Data records
........

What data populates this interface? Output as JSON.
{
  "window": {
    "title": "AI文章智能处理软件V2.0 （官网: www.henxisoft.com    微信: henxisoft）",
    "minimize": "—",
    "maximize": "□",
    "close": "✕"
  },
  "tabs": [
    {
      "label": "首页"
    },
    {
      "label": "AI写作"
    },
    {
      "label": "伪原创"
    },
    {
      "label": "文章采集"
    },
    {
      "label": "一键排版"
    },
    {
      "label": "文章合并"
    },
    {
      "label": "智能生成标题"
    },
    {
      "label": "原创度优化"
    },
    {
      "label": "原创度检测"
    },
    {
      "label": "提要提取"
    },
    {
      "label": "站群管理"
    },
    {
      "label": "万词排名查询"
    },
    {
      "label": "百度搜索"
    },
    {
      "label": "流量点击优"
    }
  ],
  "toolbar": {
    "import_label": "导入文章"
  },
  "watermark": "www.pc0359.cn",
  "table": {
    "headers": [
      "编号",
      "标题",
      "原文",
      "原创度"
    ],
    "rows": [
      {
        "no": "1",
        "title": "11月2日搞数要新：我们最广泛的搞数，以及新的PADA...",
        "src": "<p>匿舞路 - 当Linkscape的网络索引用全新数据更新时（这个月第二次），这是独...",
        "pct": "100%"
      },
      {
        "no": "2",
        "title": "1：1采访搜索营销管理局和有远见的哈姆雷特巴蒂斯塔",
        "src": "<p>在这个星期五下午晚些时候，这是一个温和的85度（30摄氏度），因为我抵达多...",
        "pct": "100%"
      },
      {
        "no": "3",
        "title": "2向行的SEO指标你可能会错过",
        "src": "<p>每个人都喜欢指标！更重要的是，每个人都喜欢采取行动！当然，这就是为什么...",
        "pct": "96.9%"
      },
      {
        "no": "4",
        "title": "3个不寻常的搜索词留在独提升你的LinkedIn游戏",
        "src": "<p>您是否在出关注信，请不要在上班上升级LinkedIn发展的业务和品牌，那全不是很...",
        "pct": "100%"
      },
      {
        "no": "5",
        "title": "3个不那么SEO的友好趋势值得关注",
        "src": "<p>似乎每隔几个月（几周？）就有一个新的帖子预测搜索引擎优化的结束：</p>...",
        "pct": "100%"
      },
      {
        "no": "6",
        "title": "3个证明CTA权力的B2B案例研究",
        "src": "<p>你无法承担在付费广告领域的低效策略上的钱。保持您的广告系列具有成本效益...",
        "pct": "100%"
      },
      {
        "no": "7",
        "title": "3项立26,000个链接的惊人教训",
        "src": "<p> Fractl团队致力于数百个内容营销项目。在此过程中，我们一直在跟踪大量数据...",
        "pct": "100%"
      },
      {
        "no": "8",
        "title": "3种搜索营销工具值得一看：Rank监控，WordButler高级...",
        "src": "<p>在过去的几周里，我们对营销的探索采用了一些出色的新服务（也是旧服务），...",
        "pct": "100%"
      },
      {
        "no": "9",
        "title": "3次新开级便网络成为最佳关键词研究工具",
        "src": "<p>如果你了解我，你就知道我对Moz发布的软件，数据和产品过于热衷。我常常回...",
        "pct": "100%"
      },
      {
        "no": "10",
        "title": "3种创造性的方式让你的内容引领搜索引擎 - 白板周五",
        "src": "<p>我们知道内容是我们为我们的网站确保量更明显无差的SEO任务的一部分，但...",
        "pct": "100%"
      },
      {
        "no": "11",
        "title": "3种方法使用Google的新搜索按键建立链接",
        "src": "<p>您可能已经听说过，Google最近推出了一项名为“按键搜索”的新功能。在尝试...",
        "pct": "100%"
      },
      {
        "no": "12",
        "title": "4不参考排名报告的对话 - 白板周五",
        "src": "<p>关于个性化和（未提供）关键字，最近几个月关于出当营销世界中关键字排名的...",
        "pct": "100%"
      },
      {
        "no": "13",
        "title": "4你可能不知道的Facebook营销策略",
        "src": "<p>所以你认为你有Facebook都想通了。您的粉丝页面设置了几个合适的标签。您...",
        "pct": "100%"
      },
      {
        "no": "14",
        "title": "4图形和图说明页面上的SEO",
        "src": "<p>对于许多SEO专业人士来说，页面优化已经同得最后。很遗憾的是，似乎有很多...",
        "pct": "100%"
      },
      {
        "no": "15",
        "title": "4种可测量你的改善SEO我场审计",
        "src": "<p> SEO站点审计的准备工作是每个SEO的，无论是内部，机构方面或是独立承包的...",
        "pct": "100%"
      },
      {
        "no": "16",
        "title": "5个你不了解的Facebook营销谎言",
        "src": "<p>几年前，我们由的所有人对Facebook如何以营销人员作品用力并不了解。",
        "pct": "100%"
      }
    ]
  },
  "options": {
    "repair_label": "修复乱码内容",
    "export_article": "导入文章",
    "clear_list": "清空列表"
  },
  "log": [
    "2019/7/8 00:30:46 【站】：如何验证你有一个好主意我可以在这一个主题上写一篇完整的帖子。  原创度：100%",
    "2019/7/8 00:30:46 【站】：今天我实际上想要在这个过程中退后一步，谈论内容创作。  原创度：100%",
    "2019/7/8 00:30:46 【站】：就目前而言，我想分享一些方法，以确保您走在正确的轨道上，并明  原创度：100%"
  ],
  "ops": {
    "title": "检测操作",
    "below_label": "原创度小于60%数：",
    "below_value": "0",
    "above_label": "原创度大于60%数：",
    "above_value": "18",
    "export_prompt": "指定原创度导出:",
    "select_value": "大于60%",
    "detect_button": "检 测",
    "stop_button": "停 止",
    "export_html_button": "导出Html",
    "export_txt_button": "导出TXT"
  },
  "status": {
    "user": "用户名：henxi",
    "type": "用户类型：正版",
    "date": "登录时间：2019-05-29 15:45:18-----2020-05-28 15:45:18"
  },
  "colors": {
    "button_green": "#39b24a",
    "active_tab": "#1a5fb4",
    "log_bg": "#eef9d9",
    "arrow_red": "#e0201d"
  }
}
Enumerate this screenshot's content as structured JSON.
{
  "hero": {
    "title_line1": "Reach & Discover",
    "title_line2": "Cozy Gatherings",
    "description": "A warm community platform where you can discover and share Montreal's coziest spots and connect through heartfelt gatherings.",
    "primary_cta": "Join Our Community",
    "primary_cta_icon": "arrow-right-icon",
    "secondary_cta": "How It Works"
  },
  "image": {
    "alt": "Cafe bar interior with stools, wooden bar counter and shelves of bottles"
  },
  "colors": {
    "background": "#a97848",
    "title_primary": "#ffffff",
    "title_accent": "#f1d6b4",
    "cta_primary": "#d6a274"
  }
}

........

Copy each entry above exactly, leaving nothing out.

EXERCISE RESULT:
What data populates this interface? Output as JSON.
{
  "window": {
    "title": "AI文章智能处理软件V2.0 （官网: www.henxisoft.com    微信: henxisoft）",
    "minimize": "—",
    "maximize": "□",
    "close": "✕"
  },
  "tabs": [
    {
      "label": "首页"
    },
    {
      "label": "AI写作"
    },
    {
      "label": "伪原创"
    },
    {
      "label": "文章采集"
    },
    {
      "label": "一键排版"
    },
    {
      "label": "文章合并"
    },
    {
      "label": "智能生成标题"
    },
    {
      "label": "原创度优化"
    },
    {
      "label": "原创度检测"
    },
    {
      "label": "提要提取"
    },
    {
      "label": "站群管理"
    },
    {
      "label": "万词排名查询"
    },
    {
      "label": "百度搜索"
    },
    {
      "label": "流量点击优"
    }
  ],
  "toolbar": {
    "import_label": "导入文章"
  },
  "watermark": "www.pc0359.cn",
  "table": {
    "headers": [
      "编号",
      "标题",
      "原文",
      "原创度"
    ],
    "rows": [
      {
        "no": "1",
        "title": "11月2日搞数要新：我们最广泛的搞数，以及新的PADA...",
        "src": "<p>匿舞路 - 当Linkscape的网络索引用全新数据更新时（这个月第二次），这是独...",
        "pct": "100%"
      },
      {
        "no": "2",
        "title": "1：1采访搜索营销管理局和有远见的哈姆雷特巴蒂斯塔",
        "src": "<p>在这个星期五下午晚些时候，这是一个温和的85度（30摄氏度），因为我抵达多...",
        "pct": "100%"
      },
      {
        "no": "3",
        "title": "2向行的SEO指标你可能会错过",
        "src": "<p>每个人都喜欢指标！更重要的是，每个人都喜欢采取行动！当然，这就是为什么...",
        "pct": "96.9%"
      },
      {
        "no": "4",
        "title": "3个不寻常的搜索词留在独提升你的LinkedIn游戏",
        "src": "<p>您是否在出关注信，请不要在上班上升级LinkedIn发展的业务和品牌，那全不是很...",
        "pct": "100%"
      },
      {
        "no": "5",
        "title": "3个不那么SEO的友好趋势值得关注",
        "src": "<p>似乎每隔几个月（几周？）就有一个新的帖子预测搜索引擎优化的结束：</p>...",
        "pct": "100%"
      },
      {
        "no": "6",
        "title": "3个证明CTA权力的B2B案例研究",
        "src": "<p>你无法承担在付费广告领域的低效策略上的钱。保持您的广告系列具有成本效益...",
        "pct": "100%"
      },
      {
        "no": "7",
        "title": "3项立26,000个链接的惊人教训",
        "src": "<p> Fractl团队致力于数百个内容营销项目。在此过程中，我们一直在跟踪大量数据...",
        "pct": "100%"
      },
      {
        "no": "8",
        "title": "3种搜索营销工具值得一看：Rank监控，WordButler高级...",
        "src": "<p>在过去的几周里，我们对营销的探索采用了一些出色的新服务（也是旧服务），...",
        "pct": "100%"
      },
      {
        "no": "9",
        "title": "3次新开级便网络成为最佳关键词研究工具",
        "src": "<p>如果你了解我，你就知道我对Moz发布的软件，数据和产品过于热衷。我常常回...",
        "pct": "100%"
      },
      {
        "no": "10",
        "title": "3种创造性的方式让你的内容引领搜索引擎 - 白板周五",
        "src": "<p>我们知道内容是我们为我们的网站确保量更明显无差的SEO任务的一部分，但...",
        "pct": "100%"
      },
      {
        "no": "11",
        "title": "3种方法使用Google的新搜索按键建立链接",
        "src": "<p>您可能已经听说过，Google最近推出了一项名为“按键搜索”的新功能。在尝试...",
        "pct": "100%"
      },
      {
        "no": "12",
        "title": "4不参考排名报告的对话 - 白板周五",
        "src": "<p>关于个性化和（未提供）关键字，最近几个月关于出当营销世界中关键字排名的...",
        "pct": "100%"
      },
      {
        "no": "13",
        "title": "4你可能不知道的Facebook营销策略",
        "src": "<p>所以你认为你有Facebook都想通了。您的粉丝页面设置了几个合适的标签。您...",
        "pct": "100%"
      },
      {
        "no": "14",
        "title": "4图形和图说明页面上的SEO",
        "src": "<p>对于许多SEO专业人士来说，页面优化已经同得最后。很遗憾的是，似乎有很多...",
        "pct": "100%"
      },
      {
        "no": "15",
        "title": "4种可测量你的改善SEO我场审计",
        "src": "<p> SEO站点审计的准备工作是每个SEO的，无论是内部，机构方面或是独立承包的...",
        "pct": "100%"
      },
      {
        "no": "16",
        "title": "5个你不了解的Facebook营销谎言",
        "src": "<p>几年前，我们由的所有人对Facebook如何以营销人员作品用力并不了解。",
        "pct": "100%"
      }
    ]
  },
  "options": {
    "repair_label": "修复乱码内容",
    "export_article": "导入文章",
    "clear_list": "清空列表"
  },
  "log": [
    "2019/7/8 00:30:46 【站】：如何验证你有一个好主意我可以在这一个主题上写一篇完整的帖子。  原创度：100%",
    "2019/7/8 00:30:46 【站】：今天我实际上想要在这个过程中退后一步，谈论内容创作。  原创度：100%",
    "2019/7/8 00:30:46 【站】：就目前而言，我想分享一些方法，以确保您走在正确的轨道上，并明  原创度：100%"
  ],
  "ops": {
    "title": "检测操作",
    "below_label": "原创度小于60%数：",
    "below_value": "0",
    "above_label": "原创度大于60%数：",
    "above_value": "18",
    "export_prompt": "指定原创度导出:",
    "select_value": "大于60%",
    "detect_button": "检 测",
    "stop_button": "停 止",
    "export_html_button": "导出Html",
    "export_txt_button": "导出TXT"
  },
  "status": {
    "user": "用户名：henxi",
    "type": "用户类型：正版",
    "date": "登录时间：2019-05-29 15:45:18-----2020-05-28 15:45:18"
  },
  "colors": {
    "button_green": "#39b24a",
    "active_tab": "#1a5fb4",
    "log_bg": "#eef9d9",
    "arrow_red": "#e0201d"
  }
}
Enumerate this screenshot's content as structured JSON.
{
  "hero": {
    "title_line1": "Reach & Discover",
    "title_line2": "Cozy Gatherings",
    "description": "A warm community platform where you can discover and share Montreal's coziest spots and connect through heartfelt gatherings.",
    "primary_cta": "Join Our Community",
    "primary_cta_icon": "arrow-right-icon",
    "secondary_cta": "How It Works"
  },
  "image": {
    "alt": "Cafe bar interior with stools, wooden bar counter and shelves of bottles"
  },
  "colors": {
    "background": "#a97848",
    "title_primary": "#ffffff",
    "title_accent": "#f1d6b4",
    "cta_primary": "#d6a274"
  }
}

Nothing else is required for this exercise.